*** Opening of SUPPLIED ENTRIES ***
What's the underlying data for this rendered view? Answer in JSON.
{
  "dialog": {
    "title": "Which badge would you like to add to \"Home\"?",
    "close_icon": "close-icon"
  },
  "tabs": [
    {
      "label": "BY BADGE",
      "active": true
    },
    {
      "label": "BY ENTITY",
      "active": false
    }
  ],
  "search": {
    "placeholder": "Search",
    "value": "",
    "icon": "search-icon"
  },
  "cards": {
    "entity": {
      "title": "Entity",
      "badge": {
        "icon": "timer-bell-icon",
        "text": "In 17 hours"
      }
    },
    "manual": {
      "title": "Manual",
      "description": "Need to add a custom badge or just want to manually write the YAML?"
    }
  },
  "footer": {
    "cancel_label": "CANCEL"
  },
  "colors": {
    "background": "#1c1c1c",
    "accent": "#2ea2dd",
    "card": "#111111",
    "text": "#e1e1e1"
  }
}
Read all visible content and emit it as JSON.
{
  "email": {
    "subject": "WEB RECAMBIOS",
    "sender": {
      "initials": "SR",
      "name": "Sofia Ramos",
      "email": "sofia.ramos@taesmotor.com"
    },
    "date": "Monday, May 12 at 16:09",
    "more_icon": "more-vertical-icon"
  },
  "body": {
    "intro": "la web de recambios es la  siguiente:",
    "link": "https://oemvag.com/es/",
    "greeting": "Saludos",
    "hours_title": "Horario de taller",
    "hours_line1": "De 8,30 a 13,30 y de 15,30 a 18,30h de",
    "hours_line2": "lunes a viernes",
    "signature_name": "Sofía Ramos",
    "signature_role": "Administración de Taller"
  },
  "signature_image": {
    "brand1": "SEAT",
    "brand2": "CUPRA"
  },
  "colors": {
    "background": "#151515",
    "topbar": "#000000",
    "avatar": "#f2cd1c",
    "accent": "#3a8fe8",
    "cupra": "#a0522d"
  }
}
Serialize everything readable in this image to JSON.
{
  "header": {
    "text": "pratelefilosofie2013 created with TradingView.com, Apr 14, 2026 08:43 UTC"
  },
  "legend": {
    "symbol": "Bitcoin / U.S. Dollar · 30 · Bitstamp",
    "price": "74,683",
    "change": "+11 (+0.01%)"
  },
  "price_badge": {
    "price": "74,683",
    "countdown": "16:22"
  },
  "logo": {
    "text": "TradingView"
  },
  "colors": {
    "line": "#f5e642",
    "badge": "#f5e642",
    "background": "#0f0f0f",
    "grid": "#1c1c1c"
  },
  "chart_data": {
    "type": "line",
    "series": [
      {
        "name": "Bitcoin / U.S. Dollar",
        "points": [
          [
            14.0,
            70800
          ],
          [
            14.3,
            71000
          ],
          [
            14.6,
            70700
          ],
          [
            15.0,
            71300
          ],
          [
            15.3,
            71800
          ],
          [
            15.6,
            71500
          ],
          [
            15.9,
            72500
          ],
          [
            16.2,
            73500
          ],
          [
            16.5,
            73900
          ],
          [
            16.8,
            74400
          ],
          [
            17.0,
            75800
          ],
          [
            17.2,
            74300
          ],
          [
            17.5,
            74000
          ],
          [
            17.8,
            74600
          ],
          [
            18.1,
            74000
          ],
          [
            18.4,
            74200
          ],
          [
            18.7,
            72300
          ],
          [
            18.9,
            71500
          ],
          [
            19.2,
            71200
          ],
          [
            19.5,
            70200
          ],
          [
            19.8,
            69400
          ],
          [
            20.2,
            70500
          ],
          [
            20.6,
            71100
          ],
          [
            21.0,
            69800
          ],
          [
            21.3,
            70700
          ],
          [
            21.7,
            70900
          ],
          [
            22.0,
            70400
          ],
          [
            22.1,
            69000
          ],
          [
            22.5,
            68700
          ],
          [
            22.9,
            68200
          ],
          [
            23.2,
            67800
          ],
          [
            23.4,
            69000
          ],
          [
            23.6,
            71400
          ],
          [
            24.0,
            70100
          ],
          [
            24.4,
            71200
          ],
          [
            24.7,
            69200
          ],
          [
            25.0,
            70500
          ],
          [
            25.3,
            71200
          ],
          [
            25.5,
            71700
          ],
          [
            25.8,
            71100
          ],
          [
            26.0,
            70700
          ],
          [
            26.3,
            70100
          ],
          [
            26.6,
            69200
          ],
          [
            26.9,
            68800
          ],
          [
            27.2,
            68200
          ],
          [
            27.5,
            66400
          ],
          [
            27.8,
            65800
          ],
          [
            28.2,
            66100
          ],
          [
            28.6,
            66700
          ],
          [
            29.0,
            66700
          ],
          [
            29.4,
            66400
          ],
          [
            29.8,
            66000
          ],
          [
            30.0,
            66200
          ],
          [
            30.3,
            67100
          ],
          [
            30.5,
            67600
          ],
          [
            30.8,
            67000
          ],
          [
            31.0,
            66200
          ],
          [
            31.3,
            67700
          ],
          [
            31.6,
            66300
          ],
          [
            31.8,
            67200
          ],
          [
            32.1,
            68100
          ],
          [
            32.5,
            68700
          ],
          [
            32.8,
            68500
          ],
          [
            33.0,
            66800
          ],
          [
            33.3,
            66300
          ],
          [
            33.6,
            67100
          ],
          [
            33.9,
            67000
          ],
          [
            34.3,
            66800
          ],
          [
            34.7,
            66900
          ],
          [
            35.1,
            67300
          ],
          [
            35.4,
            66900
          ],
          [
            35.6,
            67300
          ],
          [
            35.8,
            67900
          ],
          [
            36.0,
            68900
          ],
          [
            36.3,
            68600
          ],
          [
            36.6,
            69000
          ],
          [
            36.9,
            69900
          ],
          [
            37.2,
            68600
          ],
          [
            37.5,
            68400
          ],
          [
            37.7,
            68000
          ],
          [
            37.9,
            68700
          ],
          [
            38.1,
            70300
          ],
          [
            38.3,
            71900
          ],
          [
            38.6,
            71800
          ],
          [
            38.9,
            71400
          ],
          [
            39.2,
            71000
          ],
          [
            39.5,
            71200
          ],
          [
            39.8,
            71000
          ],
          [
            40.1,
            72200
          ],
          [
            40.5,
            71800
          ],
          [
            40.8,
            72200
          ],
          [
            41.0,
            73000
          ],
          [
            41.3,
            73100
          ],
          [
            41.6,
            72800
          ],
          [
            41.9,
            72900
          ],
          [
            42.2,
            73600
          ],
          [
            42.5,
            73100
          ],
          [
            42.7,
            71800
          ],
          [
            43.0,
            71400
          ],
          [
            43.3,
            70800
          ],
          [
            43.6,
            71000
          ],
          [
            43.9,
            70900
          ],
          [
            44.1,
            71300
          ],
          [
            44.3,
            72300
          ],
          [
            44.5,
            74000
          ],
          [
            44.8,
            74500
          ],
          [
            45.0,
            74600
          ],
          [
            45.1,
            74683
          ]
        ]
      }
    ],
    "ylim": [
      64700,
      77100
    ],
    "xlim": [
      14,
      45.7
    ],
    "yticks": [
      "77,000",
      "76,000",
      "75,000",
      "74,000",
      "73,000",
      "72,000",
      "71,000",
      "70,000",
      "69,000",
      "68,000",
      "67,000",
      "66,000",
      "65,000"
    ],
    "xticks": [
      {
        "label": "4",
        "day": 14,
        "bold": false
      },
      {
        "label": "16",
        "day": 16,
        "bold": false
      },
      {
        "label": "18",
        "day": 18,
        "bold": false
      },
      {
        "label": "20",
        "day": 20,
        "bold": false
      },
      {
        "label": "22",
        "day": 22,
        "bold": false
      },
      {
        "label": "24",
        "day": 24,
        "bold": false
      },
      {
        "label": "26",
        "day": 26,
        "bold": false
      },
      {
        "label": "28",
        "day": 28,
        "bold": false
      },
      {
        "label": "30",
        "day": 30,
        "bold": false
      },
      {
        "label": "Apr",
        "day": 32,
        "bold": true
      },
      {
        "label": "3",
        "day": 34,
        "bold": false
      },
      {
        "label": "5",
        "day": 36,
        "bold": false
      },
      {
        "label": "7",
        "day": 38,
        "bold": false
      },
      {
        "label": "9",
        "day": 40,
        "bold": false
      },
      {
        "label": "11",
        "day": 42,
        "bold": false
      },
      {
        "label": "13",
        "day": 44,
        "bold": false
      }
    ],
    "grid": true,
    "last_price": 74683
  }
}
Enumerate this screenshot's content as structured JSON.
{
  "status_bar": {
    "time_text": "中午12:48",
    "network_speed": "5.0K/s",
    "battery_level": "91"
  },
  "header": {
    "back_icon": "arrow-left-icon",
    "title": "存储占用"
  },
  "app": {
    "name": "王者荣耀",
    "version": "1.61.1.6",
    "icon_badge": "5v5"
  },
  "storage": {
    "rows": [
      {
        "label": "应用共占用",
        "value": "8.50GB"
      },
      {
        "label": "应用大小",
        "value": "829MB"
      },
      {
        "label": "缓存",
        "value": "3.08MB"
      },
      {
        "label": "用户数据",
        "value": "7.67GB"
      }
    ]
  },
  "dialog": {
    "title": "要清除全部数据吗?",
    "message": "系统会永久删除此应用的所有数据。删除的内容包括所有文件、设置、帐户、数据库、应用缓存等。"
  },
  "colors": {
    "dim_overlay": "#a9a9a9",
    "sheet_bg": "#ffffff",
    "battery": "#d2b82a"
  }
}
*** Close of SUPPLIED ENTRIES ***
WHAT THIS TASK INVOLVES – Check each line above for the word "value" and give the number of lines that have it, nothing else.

WRITTEN RESPONSE – 5